BEGIN PROVIDED RECORDS
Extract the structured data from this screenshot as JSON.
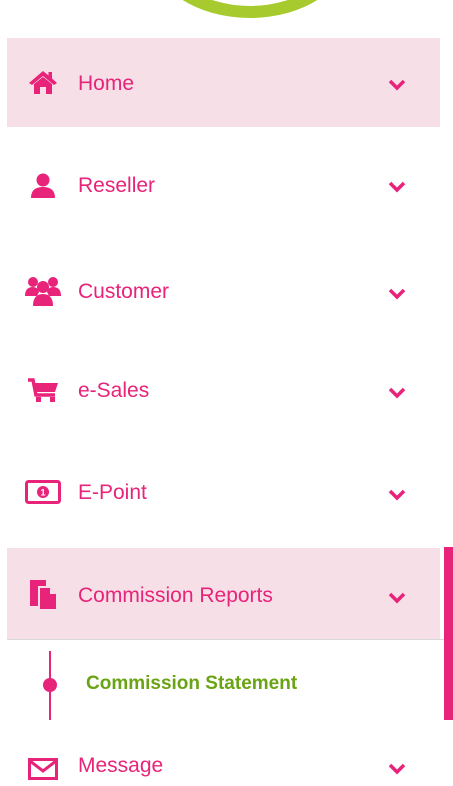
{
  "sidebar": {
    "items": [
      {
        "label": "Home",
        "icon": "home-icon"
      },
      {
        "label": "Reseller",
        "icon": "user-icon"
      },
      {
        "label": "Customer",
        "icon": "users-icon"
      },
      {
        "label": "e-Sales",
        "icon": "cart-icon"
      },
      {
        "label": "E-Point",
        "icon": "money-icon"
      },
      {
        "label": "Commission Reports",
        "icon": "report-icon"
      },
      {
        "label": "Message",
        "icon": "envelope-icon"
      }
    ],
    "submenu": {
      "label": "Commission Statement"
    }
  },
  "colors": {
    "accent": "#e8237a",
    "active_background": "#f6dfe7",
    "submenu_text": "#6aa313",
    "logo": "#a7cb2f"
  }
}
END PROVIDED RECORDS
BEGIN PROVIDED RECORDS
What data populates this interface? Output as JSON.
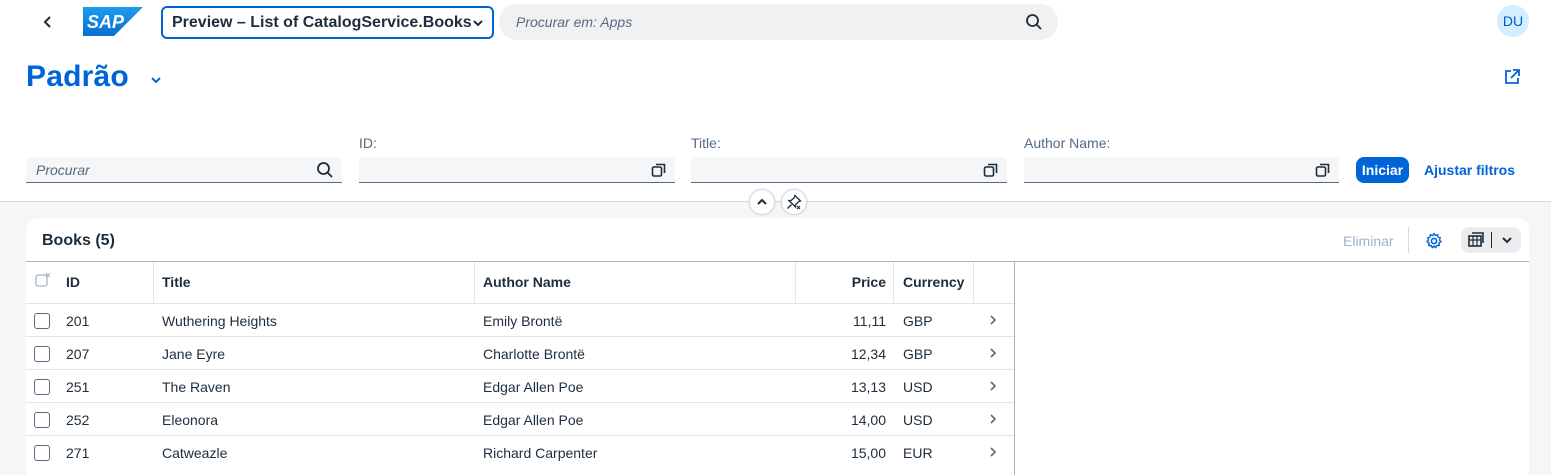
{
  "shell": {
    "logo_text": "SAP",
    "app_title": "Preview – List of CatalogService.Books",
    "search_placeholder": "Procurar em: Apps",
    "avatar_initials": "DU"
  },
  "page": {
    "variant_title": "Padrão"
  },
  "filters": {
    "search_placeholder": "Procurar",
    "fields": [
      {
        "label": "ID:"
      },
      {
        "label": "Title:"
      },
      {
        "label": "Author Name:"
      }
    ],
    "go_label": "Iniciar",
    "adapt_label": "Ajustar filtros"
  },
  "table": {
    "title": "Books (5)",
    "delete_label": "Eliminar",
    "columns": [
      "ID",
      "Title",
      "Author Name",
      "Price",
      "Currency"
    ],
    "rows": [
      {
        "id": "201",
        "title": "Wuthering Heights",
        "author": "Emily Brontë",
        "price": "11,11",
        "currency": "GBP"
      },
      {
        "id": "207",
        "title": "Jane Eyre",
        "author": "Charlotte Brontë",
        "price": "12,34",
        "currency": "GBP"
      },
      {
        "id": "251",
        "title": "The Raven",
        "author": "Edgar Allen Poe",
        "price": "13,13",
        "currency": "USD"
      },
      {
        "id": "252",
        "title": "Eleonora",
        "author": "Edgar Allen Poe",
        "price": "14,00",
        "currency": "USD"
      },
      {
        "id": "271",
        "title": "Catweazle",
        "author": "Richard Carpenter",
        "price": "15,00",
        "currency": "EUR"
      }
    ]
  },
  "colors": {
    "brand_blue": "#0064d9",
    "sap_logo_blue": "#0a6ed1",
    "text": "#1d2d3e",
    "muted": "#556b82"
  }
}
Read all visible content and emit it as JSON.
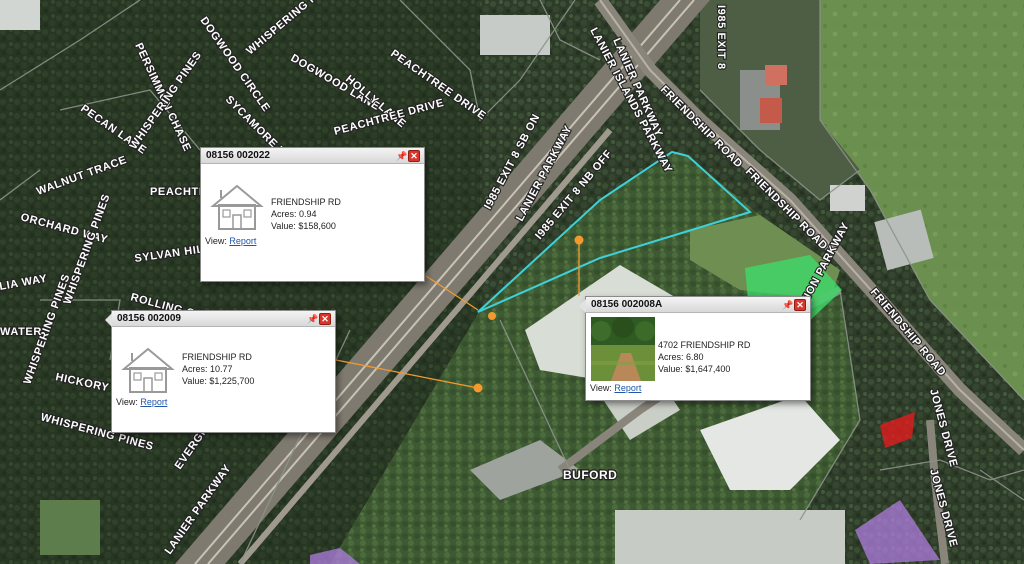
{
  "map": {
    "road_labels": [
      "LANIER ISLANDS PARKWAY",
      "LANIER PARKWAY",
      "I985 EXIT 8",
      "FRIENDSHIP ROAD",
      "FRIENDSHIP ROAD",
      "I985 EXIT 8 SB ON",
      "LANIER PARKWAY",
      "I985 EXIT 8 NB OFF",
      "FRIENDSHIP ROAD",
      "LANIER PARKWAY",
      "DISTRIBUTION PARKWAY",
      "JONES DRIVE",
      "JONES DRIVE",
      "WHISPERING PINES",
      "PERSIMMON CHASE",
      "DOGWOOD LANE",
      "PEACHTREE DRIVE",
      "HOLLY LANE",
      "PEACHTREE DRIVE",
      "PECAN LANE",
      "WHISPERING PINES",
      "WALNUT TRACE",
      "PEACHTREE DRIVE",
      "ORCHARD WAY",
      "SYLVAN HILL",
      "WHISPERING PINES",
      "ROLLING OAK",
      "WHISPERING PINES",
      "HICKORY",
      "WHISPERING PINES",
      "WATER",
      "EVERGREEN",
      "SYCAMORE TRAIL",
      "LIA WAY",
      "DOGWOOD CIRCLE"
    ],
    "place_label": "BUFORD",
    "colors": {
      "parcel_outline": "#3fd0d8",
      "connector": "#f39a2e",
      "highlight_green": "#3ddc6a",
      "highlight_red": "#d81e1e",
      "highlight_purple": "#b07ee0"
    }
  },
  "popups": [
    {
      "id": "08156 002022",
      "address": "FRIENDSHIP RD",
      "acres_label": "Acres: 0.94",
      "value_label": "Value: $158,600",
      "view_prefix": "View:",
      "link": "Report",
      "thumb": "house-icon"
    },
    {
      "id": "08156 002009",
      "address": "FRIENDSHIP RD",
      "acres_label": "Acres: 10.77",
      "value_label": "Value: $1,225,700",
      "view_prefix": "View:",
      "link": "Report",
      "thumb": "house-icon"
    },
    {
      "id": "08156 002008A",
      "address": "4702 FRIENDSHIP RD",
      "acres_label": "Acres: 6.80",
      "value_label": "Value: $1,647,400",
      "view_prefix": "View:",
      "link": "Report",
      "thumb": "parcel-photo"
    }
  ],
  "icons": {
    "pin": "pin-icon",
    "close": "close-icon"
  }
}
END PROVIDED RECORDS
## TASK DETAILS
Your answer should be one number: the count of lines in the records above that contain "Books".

## EXPECTED OUTPUT
2